(Exercise data)

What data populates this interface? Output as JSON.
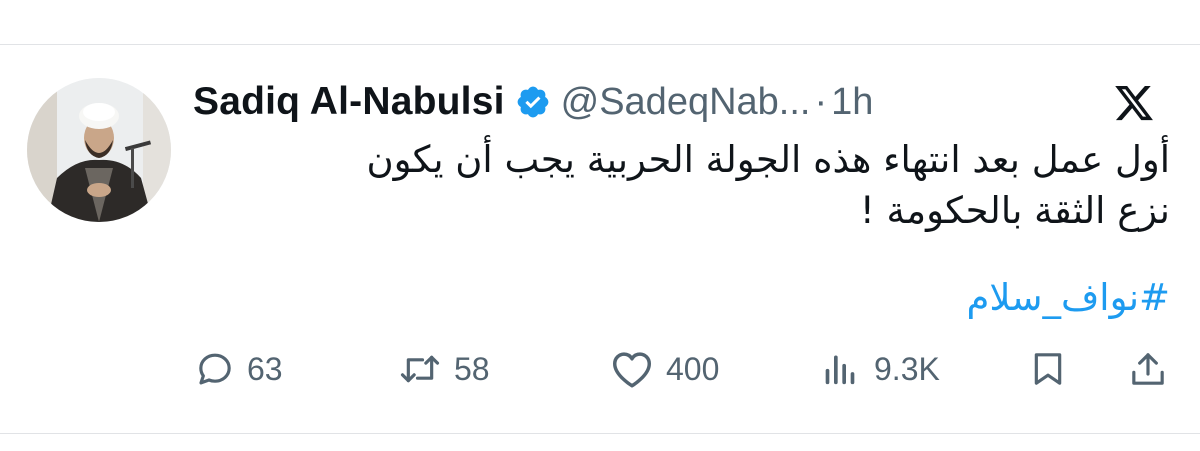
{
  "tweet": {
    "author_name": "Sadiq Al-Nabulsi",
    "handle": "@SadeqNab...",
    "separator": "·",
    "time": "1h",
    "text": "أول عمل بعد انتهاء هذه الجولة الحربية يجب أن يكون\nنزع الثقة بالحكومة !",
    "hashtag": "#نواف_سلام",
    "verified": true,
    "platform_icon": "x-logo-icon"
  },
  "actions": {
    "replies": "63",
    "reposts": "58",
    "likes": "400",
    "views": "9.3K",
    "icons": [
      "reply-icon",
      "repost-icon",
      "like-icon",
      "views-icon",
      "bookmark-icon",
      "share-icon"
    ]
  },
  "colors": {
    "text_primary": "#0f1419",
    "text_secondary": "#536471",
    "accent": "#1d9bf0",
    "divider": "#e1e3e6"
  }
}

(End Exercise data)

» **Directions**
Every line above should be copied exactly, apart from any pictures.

» **Problem solution**
What data populates this interface? Output as JSON.
{
  "tweet": {
    "author_name": "Sadiq Al-Nabulsi",
    "handle": "@SadeqNab...",
    "separator": "·",
    "time": "1h",
    "text": "أول عمل بعد انتهاء هذه الجولة الحربية يجب أن يكون\nنزع الثقة بالحكومة !",
    "hashtag": "#نواف_سلام",
    "verified": true,
    "platform_icon": "x-logo-icon"
  },
  "actions": {
    "replies": "63",
    "reposts": "58",
    "likes": "400",
    "views": "9.3K",
    "icons": [
      "reply-icon",
      "repost-icon",
      "like-icon",
      "views-icon",
      "bookmark-icon",
      "share-icon"
    ]
  },
  "colors": {
    "text_primary": "#0f1419",
    "text_secondary": "#536471",
    "accent": "#1d9bf0",
    "divider": "#e1e3e6"
  }
}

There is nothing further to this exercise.